Locking In the Interest Rate on Your Home Loan

Mike Cooke December 1, 2016 Buyer Insights

Now that you have a contract to purchase a property, you need to decide what you want to do regarding the interest rate on your loan. You must decide whether to “lock” the interest rate on your loan or let it “float”. If you lock, the lender will guarantee that you will get the locked interest rate and closing costs regardless of whether rates go up or down. If you let the rate float, the rate you pay may be higher or lower than today‚Äôs rate.

Should you lock or float? This is a personal decision that you will have to make. Here are some factors to consider. First of all, get out of your mind right away that there is any hope of guessing which way interest rates are going to go. The prognosticators are often wrong about the direction of the market, especially in the short term.

Secondly, look at your personal financial situation. If you are right up against your personal limits on monthly payment and cash available to close, you should seriously consider locking the interest rate.

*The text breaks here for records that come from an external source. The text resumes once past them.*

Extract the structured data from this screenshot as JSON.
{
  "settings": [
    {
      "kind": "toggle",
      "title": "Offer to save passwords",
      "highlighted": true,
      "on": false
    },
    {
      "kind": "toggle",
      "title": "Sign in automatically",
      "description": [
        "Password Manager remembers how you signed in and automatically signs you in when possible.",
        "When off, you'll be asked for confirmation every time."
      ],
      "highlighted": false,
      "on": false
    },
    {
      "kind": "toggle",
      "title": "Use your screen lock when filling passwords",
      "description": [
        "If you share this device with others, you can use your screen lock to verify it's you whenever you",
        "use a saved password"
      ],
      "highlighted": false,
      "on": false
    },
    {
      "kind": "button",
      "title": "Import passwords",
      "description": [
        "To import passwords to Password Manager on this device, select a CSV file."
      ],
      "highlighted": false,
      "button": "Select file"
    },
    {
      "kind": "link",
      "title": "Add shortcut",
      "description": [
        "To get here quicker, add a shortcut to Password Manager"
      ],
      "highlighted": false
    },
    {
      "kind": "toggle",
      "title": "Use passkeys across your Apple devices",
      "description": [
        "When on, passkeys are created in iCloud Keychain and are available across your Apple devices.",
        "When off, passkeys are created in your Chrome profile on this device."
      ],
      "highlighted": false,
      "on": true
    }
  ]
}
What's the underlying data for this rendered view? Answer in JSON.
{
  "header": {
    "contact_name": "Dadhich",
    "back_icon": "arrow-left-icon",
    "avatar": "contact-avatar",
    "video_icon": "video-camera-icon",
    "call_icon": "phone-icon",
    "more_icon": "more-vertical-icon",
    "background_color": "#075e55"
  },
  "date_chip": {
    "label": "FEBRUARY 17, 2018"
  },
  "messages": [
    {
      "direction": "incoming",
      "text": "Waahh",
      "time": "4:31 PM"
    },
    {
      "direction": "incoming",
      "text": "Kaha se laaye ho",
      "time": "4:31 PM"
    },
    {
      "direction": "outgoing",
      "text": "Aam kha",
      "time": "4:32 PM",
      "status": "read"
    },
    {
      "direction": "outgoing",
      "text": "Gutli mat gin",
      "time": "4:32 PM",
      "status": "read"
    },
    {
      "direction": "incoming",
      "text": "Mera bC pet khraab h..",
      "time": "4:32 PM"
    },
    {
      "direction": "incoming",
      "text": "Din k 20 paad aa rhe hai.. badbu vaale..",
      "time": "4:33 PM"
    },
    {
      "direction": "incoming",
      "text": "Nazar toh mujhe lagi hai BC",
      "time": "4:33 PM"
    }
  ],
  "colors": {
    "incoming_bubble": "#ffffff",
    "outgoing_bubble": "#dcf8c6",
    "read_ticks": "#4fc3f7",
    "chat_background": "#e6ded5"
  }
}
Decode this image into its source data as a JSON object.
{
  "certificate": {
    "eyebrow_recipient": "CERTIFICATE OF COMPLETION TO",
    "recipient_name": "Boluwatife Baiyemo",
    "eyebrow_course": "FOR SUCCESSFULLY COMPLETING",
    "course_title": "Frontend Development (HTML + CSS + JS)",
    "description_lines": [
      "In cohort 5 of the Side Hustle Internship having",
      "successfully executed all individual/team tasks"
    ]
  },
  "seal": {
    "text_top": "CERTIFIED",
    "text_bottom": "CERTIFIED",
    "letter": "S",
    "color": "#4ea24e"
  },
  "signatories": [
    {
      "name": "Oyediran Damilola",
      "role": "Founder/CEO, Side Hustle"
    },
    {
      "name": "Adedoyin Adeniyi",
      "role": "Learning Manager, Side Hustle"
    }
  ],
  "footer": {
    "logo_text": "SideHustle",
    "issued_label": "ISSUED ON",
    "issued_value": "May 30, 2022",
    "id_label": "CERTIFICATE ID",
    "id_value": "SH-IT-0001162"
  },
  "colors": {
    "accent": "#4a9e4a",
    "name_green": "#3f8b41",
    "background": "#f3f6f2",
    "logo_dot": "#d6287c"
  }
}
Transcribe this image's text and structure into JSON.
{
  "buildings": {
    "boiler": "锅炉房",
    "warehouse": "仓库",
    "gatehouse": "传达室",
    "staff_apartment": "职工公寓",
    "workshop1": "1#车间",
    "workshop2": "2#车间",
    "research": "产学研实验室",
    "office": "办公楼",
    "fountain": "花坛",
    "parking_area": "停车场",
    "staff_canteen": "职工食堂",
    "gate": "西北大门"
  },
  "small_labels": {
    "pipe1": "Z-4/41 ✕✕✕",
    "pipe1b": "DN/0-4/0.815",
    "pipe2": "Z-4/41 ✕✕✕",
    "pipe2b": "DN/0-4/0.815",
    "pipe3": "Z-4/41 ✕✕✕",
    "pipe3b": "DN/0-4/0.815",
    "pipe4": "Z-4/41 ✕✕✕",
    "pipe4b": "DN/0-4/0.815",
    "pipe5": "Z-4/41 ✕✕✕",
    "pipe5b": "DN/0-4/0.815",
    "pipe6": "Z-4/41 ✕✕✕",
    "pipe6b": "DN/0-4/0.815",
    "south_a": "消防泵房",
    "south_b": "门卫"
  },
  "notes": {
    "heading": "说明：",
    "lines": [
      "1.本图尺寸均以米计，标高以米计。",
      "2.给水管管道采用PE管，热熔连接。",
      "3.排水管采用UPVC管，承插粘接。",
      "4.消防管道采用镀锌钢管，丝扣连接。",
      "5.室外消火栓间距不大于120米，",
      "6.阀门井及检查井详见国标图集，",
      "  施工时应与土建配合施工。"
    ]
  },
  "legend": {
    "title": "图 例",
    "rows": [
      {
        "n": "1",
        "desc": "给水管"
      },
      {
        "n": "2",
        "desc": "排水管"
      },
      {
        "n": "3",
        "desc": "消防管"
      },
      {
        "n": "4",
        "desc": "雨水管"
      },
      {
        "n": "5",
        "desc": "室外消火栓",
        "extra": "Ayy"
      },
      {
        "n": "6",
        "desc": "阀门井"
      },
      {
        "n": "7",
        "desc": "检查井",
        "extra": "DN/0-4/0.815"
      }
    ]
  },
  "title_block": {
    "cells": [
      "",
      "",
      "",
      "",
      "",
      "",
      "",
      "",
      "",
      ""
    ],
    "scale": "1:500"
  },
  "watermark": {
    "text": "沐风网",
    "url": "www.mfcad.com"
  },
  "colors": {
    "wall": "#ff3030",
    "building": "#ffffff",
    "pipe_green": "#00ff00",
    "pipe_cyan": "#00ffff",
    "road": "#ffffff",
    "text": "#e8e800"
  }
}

On the other hand, if you are not particularly sensitive about these items, you might let the rate float.

Finally, if you decide to let the rate float, we strongly urge you to set an “upset” limit. In other words, tell yourself you will lock if rates ever rise to a certain level.

If you decide to let the rate float, you must check with your lender daily to see what is happening. Rates can go up quickly and you must stay on top of this issue.

When you lock in with the lender, be sure to request a written lock agreement. This lock agreement specifies the interest rate and the time period of time for which the lock is good.

(Does not apply if you are paying cash for your home)